Remember to use your abilities writing Make recipes to automate the documentation process as well!

Always write documentation in ways that every possible aspect of it can be automated. Don’t write documentation using MS Word!. Use Markdown, AsciiDoc, DocBook.

If you really want a WYSIWYG tool, LibreOffice has a CLI interface that allows you to generate PDF files, so you can add in your Make recipe something like:

document.pdf: document.odt
    libreoffice --convert-to pdf $<

You can even automatize some graphics generation using DOT.

Unit testing

In a nutshell, unit testing is about writing pieces of code that will exercise the functions of your software and compare the results to what it is expected to produce. Think of it as writing a program tu use your program and automatically check if it does what it’s supposed to do.

You can take this approach further by practicing Test Driven Development (TDD).

Although you could write test functions by hand, there are some great testing frameworks that will make things smoother.

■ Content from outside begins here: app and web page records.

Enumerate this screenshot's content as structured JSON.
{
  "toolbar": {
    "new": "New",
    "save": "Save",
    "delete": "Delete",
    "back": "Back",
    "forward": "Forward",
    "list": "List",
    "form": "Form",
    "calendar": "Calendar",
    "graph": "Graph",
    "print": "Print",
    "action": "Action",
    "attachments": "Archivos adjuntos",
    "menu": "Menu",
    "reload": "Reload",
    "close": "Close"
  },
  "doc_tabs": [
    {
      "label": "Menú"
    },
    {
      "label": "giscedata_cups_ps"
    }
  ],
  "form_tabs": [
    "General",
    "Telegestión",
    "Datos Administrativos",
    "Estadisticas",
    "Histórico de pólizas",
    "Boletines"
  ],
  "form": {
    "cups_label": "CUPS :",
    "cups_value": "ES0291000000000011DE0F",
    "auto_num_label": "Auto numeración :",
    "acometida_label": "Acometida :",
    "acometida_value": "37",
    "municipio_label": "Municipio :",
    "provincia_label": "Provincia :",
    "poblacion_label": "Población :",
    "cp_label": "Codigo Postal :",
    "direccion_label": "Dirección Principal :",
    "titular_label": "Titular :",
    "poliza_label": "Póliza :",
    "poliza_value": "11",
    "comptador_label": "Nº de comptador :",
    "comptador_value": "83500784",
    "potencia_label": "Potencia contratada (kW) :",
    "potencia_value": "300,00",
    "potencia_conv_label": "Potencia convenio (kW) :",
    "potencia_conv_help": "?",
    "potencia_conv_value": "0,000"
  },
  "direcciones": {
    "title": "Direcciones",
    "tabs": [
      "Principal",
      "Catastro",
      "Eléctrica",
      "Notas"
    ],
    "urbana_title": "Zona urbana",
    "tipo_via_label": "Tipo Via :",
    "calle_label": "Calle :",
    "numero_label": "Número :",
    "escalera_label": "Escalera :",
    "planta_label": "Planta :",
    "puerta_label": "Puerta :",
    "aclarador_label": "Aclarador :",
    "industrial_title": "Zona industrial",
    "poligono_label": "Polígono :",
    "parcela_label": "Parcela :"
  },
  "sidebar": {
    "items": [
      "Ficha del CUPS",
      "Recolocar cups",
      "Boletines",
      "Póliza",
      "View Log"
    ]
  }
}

I like Check in particular, running $ make check will test your software.

Writing tests with Check is pretty simple, take a look:

#include <check.h>
#include "../src/foo.h"  // Contains the 'add' function

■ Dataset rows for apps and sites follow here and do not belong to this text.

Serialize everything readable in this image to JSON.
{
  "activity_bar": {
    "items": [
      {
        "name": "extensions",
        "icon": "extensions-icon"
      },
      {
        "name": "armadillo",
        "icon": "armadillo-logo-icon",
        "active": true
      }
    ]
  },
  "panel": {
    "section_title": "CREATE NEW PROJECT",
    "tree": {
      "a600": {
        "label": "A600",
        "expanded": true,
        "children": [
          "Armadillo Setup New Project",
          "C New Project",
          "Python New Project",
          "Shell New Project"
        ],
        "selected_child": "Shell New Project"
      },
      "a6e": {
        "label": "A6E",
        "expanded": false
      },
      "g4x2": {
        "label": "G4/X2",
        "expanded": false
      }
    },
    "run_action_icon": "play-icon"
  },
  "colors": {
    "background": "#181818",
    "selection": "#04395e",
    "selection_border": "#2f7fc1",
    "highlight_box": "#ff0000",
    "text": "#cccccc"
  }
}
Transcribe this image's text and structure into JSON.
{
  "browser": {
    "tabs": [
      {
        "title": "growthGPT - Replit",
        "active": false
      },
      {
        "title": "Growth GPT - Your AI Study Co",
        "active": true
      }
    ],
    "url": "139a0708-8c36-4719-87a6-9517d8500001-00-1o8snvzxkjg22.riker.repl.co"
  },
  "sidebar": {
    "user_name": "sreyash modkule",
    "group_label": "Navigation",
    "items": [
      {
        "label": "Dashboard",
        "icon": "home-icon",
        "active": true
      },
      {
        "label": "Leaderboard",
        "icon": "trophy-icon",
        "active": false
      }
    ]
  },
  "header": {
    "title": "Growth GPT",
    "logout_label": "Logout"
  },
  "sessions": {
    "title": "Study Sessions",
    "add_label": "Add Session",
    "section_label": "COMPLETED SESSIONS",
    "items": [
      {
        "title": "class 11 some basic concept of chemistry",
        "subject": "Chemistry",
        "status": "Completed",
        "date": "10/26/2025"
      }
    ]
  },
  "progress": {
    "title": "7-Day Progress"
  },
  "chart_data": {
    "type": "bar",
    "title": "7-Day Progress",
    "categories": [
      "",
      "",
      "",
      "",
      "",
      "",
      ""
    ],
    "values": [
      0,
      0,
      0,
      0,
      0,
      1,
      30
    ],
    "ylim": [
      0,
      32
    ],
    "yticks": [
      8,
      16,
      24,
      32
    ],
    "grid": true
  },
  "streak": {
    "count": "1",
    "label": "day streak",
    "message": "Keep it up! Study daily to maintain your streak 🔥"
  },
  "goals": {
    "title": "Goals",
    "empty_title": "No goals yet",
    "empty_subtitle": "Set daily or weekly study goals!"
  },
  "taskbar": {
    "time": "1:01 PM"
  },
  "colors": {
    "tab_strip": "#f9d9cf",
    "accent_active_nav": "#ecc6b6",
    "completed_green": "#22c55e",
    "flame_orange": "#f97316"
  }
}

START_TEST (my_test)
    int result = add(2, 2);
    ck_assert_int_eq(result, 4);

This test will use your add function, declared in src/foo.h, and assert that the result of adding 2 and 2 equals 4, so next time changes are made in the add function that make it misbehave, you’ll catch the bug when running the tests. Granted this example is over simplistic, but you get the idea. Check every possible edge case. The more robust the tests are, the more robust your program will be.

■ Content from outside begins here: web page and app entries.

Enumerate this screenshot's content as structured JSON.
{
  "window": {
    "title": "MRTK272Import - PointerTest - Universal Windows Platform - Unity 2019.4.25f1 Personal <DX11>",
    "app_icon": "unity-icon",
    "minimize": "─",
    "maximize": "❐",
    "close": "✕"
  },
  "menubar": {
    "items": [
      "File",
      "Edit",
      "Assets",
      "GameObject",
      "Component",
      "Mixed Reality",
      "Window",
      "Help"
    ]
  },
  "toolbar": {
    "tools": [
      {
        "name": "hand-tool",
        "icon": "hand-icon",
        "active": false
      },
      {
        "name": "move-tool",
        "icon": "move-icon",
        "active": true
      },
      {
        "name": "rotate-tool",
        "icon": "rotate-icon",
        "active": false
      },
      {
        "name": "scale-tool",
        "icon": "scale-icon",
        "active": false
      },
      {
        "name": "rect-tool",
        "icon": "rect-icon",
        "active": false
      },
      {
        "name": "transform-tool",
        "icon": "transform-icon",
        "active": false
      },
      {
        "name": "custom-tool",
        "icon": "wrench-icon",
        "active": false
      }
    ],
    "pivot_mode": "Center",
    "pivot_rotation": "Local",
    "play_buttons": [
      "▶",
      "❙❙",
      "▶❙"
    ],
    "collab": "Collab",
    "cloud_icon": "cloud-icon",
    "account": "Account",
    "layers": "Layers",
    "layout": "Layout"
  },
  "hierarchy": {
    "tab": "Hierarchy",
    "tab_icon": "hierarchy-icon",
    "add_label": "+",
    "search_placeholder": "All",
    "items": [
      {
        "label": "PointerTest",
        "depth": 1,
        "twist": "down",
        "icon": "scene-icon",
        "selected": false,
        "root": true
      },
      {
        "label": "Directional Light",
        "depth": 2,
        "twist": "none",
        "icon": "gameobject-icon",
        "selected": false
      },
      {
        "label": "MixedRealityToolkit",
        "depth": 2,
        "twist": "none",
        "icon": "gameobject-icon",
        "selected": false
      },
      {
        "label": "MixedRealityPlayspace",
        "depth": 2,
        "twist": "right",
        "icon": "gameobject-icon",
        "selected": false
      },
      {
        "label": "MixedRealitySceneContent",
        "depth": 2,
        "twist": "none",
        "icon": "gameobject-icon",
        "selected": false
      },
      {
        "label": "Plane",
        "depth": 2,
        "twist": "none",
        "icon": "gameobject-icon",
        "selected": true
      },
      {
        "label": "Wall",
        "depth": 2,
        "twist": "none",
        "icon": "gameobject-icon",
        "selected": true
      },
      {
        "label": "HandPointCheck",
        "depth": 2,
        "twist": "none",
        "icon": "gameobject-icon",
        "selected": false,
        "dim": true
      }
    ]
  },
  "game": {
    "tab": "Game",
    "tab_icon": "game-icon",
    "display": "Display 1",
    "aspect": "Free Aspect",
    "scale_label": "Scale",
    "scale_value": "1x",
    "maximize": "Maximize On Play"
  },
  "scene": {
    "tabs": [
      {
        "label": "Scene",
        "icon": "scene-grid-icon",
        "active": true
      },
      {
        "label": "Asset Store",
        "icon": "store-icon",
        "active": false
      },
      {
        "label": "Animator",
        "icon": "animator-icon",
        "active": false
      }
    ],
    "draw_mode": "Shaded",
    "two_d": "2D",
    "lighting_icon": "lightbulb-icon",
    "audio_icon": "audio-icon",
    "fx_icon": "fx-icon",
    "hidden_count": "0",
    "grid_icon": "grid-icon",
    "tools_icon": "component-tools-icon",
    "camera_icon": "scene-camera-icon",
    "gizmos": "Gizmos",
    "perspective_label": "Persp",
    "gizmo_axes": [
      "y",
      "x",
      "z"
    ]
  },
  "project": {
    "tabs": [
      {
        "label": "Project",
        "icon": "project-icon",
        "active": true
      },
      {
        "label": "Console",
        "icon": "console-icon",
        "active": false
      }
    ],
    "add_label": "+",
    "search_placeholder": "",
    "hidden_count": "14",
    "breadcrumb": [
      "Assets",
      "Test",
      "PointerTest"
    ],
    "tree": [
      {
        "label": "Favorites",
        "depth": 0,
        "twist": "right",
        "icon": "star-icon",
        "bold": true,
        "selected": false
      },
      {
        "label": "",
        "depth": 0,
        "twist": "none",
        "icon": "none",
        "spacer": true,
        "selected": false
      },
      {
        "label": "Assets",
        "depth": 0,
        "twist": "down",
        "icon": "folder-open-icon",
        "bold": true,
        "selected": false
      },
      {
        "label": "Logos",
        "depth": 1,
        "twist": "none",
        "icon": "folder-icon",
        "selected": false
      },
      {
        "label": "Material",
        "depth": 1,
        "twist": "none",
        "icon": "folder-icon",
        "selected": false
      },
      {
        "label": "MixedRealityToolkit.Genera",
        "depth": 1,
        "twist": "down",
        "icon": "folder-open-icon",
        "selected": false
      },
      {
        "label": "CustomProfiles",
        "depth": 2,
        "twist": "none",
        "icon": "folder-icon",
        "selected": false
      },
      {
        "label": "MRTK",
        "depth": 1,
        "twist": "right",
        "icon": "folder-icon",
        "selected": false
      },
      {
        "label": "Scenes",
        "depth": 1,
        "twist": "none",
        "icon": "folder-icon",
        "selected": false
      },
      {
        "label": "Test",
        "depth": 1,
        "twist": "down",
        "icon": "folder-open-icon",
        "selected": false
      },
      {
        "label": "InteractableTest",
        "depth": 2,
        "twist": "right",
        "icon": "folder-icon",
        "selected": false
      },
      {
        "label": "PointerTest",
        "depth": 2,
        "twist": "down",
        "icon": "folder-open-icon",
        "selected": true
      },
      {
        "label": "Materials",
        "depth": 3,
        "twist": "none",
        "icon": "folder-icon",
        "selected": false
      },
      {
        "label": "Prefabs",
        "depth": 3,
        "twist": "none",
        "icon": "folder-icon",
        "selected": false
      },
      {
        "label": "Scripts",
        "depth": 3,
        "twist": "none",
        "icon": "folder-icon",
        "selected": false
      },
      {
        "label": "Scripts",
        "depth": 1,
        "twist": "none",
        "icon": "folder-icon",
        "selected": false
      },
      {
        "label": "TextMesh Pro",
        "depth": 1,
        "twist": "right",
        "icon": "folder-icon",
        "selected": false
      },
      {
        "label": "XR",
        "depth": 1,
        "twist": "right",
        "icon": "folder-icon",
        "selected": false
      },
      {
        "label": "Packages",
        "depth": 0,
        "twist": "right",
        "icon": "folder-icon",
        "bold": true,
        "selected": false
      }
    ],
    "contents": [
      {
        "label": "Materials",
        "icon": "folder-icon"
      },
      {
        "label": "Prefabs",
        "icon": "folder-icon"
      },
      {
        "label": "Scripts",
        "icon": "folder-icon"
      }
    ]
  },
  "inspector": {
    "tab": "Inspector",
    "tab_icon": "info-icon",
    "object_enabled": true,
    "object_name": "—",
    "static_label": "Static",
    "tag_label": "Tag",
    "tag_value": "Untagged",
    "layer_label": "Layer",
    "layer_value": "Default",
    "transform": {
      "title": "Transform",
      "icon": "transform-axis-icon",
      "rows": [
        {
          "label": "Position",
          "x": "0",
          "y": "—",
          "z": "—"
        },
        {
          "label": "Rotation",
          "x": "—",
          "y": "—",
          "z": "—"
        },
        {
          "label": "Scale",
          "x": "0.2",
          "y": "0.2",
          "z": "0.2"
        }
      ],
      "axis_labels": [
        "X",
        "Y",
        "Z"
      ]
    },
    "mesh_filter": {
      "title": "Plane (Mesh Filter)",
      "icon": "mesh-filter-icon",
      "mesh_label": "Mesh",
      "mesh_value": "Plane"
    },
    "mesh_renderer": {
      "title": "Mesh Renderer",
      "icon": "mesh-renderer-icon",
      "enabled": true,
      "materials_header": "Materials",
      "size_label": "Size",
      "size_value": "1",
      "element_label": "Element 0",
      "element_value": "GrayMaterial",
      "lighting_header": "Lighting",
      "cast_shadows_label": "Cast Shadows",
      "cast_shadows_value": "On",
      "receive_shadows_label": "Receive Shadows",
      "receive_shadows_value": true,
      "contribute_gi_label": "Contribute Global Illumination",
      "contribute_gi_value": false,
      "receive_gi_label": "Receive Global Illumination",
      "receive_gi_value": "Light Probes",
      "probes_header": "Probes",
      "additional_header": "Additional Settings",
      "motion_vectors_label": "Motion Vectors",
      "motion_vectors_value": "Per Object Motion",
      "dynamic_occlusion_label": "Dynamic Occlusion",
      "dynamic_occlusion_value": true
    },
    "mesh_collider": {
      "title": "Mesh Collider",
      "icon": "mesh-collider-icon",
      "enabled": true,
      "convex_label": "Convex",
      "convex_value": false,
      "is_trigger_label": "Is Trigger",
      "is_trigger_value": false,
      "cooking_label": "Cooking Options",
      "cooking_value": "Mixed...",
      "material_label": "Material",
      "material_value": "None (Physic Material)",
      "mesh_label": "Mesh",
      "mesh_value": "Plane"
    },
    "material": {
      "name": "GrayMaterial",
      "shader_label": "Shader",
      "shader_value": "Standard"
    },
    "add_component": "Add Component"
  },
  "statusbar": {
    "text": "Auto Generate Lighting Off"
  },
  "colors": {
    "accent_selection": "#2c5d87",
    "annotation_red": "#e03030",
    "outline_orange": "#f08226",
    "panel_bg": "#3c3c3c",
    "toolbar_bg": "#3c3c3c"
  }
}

Learn functional programming

Learning how to think functionally will improve your C code despite C being an imperative language, you’ll stop using mutable global state and all the kind of stuff that prevents your software from being multi thread safe, and correct in general.

If you work on embedded software, you’re probably writing in C. Considering that even relatively cheap embedded hardware today has more than one core, parallelism is pretty important and a functional programming mind set will help you to get it right.

There are many multi-paradigm languages out there, like Python and Ruby for instance, but my personal recommendation is: Learn a purely functional programming language, in particular, blow your mind with Haskell.

Write in C

Eric Raymond said:

The more you can avoid programming in C the more productive you will be.

And he’s got a point. However, I don’t believe C is a language you should need to avoid, instead, do write in C when you can take advantage of its power and can afford the additional effort it takes to handle that power.

Depending on what you’re working on, other languages would probably fit better and give you higher level abstraction with just a small perforce hit. In most cases, when you think you need C you can probably write it in Rust or Go (I recommend the former) and get the work done with great performance and low level management only when needed.

C is not a monster you have to hide from, it’s just a (wonderful) tool. You have to pick the right tool for the job. C is the right tool for many jobs.